• Exercise directions
All of the data below is to be repeated exactly, except for the pictures.

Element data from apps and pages
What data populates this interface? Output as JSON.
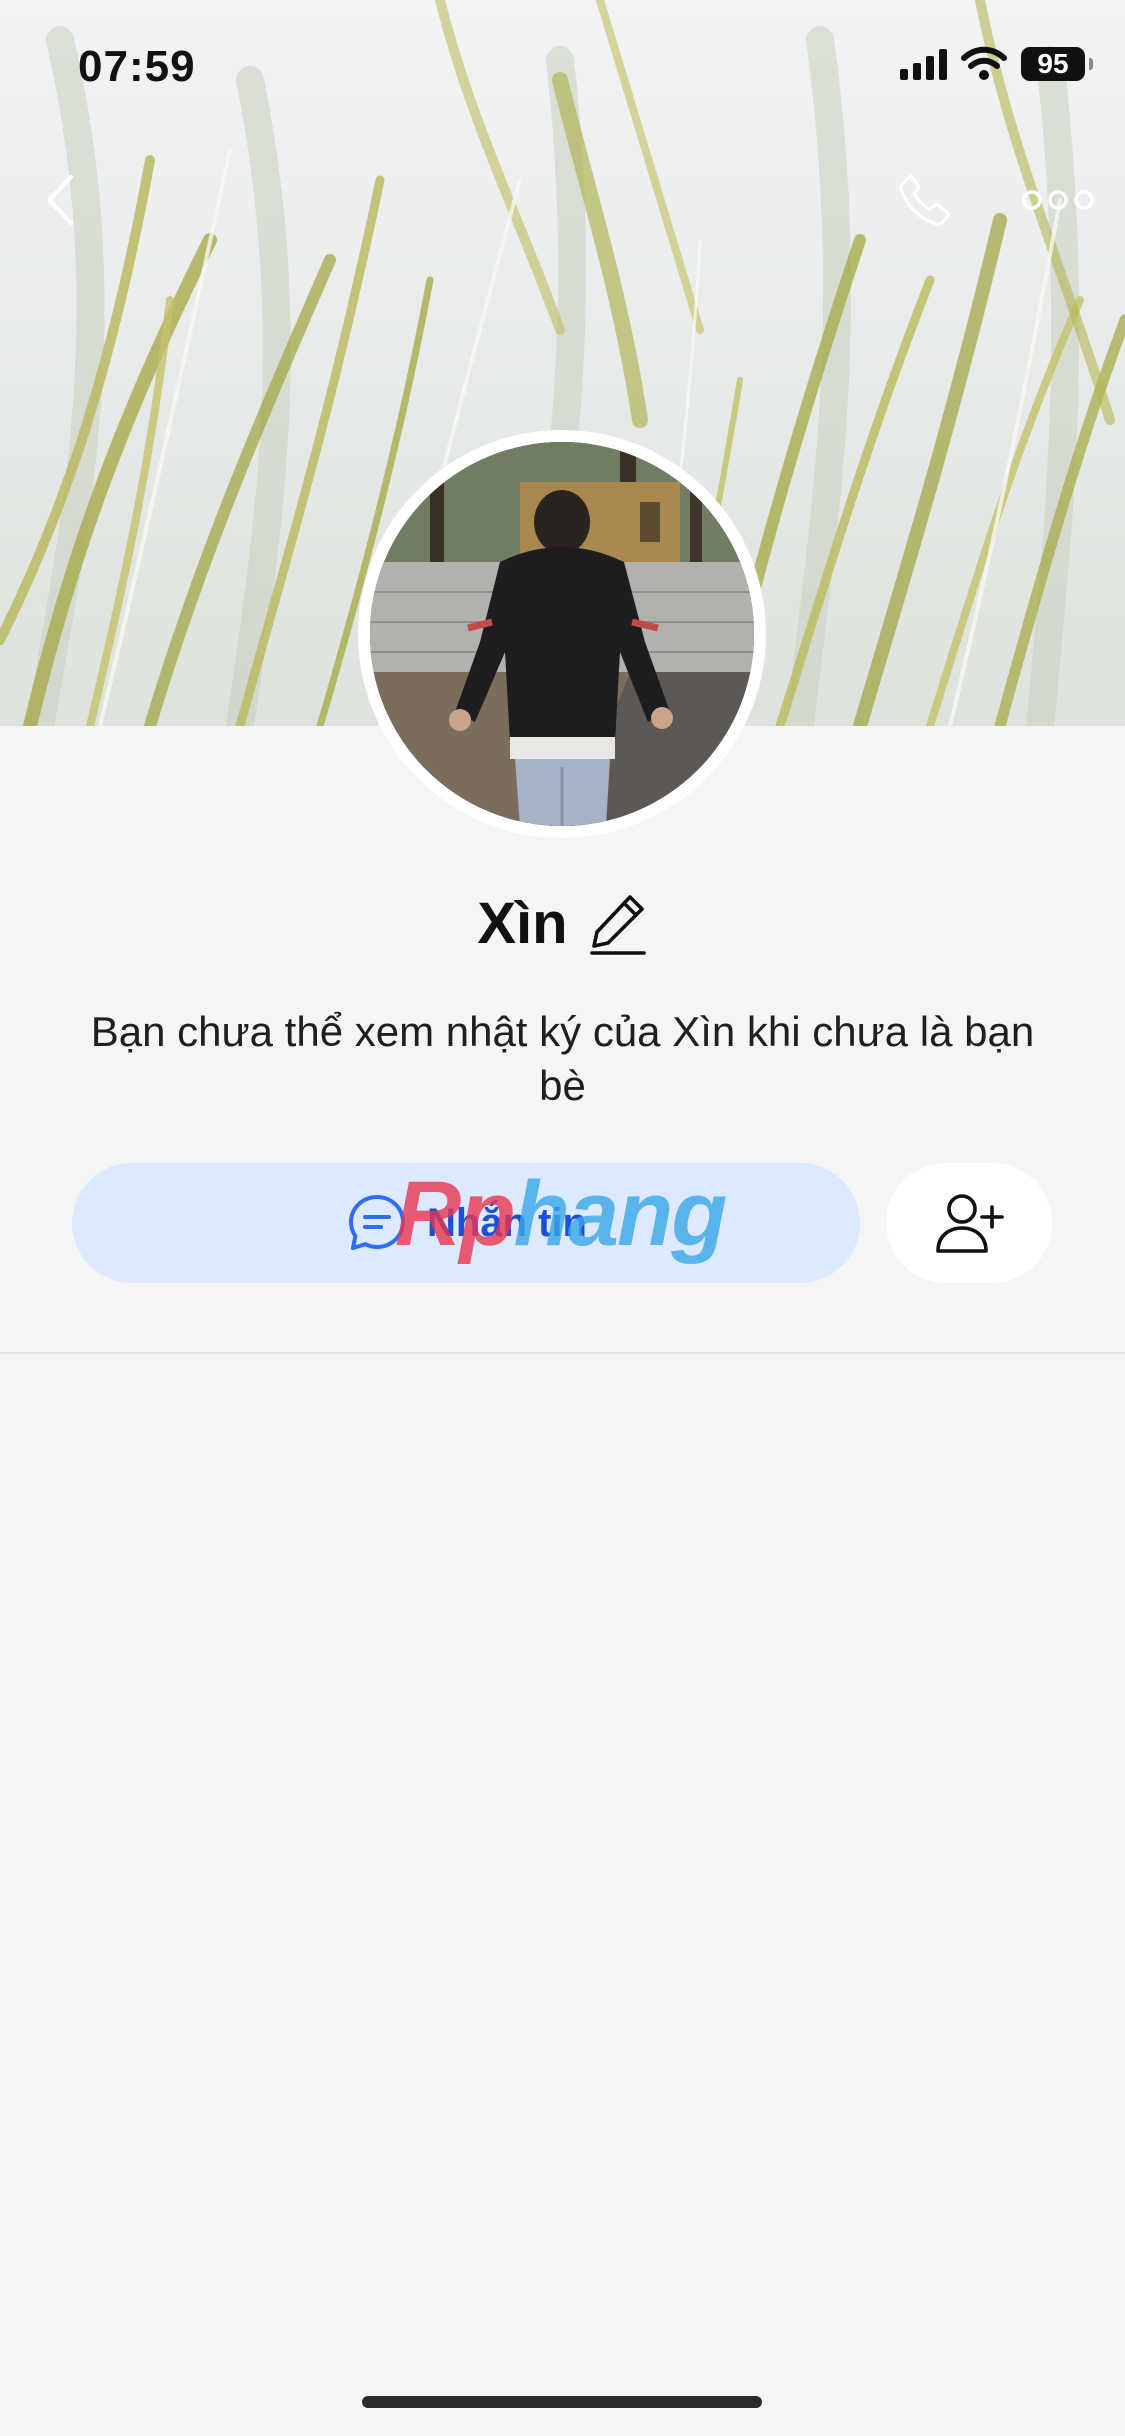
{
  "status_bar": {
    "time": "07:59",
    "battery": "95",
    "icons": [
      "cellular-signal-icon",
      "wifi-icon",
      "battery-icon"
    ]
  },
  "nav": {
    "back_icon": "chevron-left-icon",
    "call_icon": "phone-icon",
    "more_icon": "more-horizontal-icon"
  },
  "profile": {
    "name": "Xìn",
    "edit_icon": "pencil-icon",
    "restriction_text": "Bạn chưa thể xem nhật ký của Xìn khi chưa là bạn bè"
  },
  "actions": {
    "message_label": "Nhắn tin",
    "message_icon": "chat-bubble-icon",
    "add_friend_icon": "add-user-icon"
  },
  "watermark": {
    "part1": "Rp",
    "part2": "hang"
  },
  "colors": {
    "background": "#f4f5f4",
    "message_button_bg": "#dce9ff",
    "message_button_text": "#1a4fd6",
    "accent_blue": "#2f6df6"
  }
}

• Result of the task
What data populates this interface? Output as JSON.
{
  "status_bar": {
    "time": "07:59",
    "battery": "95",
    "icons": [
      "cellular-signal-icon",
      "wifi-icon",
      "battery-icon"
    ]
  },
  "nav": {
    "back_icon": "chevron-left-icon",
    "call_icon": "phone-icon",
    "more_icon": "more-horizontal-icon"
  },
  "profile": {
    "name": "Xìn",
    "edit_icon": "pencil-icon",
    "restriction_text": "Bạn chưa thể xem nhật ký của Xìn khi chưa là bạn bè"
  },
  "actions": {
    "message_label": "Nhắn tin",
    "message_icon": "chat-bubble-icon",
    "add_friend_icon": "add-user-icon"
  },
  "watermark": {
    "part1": "Rp",
    "part2": "hang"
  },
  "colors": {
    "background": "#f4f5f4",
    "message_button_bg": "#dce9ff",
    "message_button_text": "#1a4fd6",
    "accent_blue": "#2f6df6"
  }
}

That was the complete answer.